◆ **WORK ITEM**
Scan the entries below for the word "title", then copy each line that holds it.

◆ **SOURCE RECORDS**
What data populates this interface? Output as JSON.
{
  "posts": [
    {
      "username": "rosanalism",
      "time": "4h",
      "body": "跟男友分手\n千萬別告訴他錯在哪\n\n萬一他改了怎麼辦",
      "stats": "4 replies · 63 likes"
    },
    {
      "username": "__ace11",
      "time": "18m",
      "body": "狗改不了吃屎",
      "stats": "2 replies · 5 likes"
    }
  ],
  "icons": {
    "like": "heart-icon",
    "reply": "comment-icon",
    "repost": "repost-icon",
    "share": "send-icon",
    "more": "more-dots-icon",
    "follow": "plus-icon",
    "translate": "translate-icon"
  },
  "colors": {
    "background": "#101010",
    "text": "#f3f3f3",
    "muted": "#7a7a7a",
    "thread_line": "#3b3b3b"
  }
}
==
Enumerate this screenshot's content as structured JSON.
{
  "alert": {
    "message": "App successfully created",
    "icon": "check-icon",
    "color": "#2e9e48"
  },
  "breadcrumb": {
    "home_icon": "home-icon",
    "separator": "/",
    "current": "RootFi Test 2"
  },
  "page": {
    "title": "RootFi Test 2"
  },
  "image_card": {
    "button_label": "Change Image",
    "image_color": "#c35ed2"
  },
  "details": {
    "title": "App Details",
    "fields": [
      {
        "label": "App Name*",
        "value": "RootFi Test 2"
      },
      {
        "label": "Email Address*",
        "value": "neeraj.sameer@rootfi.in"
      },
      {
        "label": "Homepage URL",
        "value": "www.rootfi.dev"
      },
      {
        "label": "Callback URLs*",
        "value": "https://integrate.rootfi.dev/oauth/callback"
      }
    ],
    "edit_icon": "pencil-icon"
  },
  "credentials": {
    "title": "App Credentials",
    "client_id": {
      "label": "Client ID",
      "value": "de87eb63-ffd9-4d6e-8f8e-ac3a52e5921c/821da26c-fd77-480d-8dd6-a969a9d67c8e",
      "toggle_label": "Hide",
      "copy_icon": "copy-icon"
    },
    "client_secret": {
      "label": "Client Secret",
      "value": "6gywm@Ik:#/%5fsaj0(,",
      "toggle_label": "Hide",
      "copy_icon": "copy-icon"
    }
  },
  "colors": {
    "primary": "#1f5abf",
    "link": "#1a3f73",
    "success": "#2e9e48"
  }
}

◆ **OUTPUT OF THE TASK**
    "title": "RootFi Test 2"
    "title": "App Details",
    "title": "App Credentials",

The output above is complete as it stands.